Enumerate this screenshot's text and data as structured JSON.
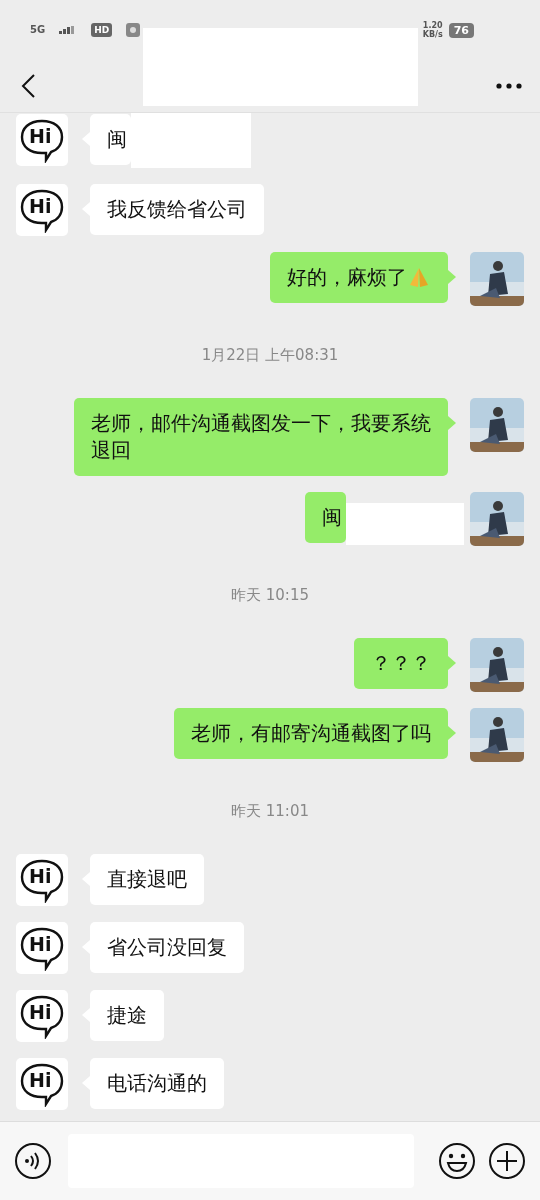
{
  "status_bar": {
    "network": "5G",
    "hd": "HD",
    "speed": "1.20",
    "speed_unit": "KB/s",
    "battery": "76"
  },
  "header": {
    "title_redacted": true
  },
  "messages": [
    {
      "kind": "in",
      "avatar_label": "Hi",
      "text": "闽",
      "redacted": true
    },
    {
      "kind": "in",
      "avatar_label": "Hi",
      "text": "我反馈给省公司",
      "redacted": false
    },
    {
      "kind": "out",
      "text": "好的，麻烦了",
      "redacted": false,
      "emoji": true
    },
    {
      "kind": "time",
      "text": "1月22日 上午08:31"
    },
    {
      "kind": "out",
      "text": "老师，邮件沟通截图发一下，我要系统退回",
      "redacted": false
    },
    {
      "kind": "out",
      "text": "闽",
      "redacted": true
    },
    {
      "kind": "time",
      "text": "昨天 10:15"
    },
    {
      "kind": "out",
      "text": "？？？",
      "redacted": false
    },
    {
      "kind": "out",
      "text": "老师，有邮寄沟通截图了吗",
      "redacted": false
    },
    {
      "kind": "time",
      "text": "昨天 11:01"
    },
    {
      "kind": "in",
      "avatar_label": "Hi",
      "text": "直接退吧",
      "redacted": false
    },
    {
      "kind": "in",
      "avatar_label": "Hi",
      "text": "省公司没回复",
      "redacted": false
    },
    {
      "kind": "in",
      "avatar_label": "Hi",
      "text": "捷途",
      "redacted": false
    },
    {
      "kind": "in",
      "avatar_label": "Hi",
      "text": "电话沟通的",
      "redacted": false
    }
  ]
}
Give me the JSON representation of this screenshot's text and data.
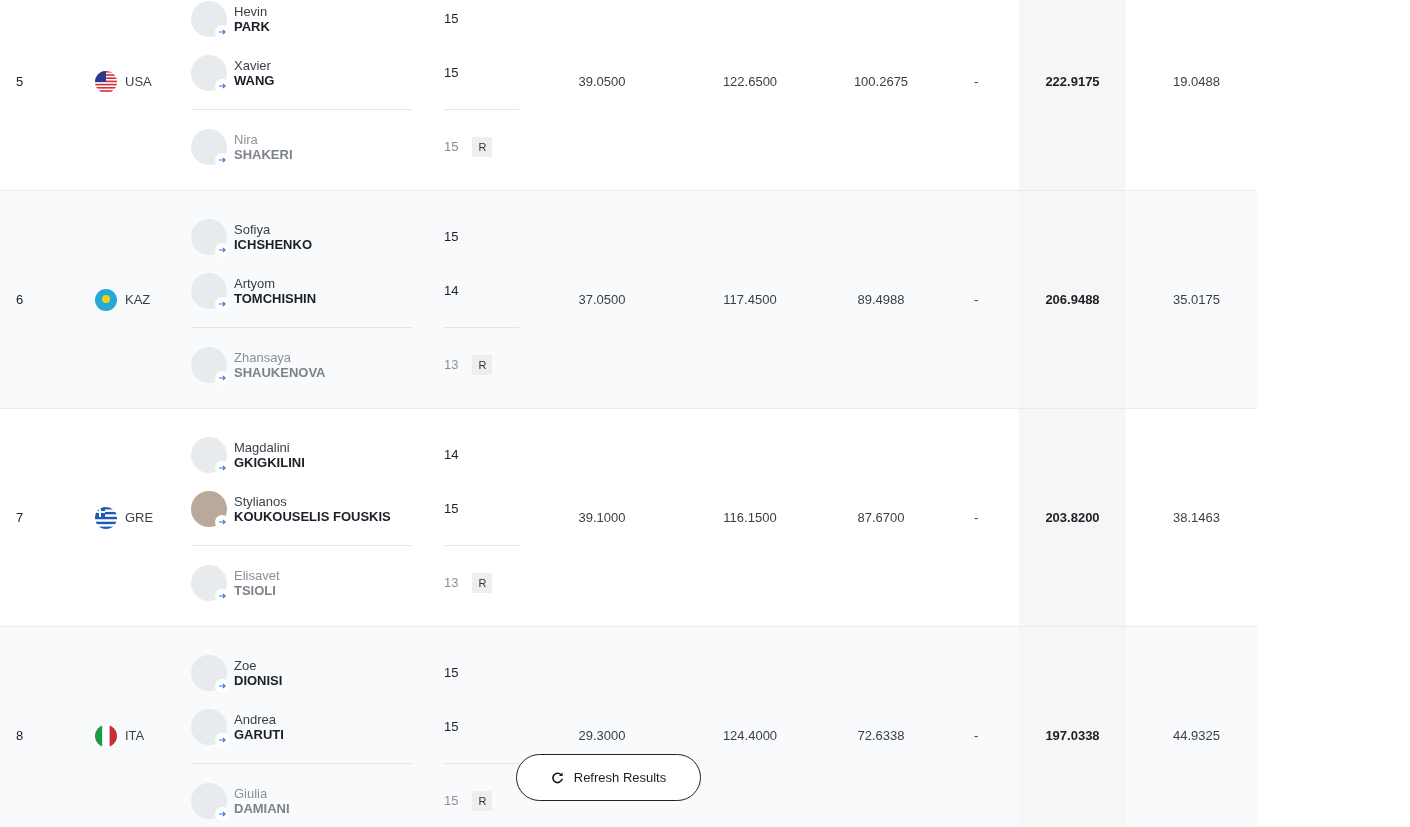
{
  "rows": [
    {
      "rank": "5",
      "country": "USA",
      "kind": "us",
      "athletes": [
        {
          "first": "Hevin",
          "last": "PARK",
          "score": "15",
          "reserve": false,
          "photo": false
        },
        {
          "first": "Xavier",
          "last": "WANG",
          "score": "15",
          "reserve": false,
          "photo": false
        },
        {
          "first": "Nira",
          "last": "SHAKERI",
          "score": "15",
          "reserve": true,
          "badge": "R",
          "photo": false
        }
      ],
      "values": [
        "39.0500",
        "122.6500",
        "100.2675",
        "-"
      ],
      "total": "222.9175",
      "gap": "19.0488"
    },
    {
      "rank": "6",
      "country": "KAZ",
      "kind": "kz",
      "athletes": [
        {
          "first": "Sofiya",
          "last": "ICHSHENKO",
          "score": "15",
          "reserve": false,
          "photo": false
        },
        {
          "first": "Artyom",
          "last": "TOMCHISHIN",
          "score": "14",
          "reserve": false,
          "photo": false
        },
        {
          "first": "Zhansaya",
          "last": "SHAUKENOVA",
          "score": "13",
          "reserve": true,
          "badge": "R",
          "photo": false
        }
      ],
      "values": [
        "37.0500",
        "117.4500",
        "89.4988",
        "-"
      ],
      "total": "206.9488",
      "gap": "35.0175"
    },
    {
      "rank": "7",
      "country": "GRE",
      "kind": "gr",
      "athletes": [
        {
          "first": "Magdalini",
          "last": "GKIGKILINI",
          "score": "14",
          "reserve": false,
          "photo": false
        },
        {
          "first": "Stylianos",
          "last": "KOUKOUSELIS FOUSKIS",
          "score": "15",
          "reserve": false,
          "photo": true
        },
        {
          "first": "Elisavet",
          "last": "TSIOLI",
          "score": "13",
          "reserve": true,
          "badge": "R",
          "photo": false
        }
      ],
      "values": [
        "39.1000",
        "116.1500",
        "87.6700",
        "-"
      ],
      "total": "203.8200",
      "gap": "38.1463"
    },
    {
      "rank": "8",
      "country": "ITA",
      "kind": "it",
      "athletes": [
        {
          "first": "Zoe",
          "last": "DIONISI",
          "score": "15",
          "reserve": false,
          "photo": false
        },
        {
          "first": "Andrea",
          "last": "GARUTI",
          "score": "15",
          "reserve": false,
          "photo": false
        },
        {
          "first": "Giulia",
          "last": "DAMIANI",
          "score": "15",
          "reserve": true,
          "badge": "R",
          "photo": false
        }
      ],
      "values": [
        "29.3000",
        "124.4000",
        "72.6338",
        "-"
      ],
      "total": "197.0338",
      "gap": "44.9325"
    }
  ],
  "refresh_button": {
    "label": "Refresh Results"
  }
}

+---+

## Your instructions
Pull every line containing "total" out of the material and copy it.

## Reply to the exercise
      "total": "222.9175",
      "total": "206.9488",
      "total": "203.8200",
      "total": "197.0338",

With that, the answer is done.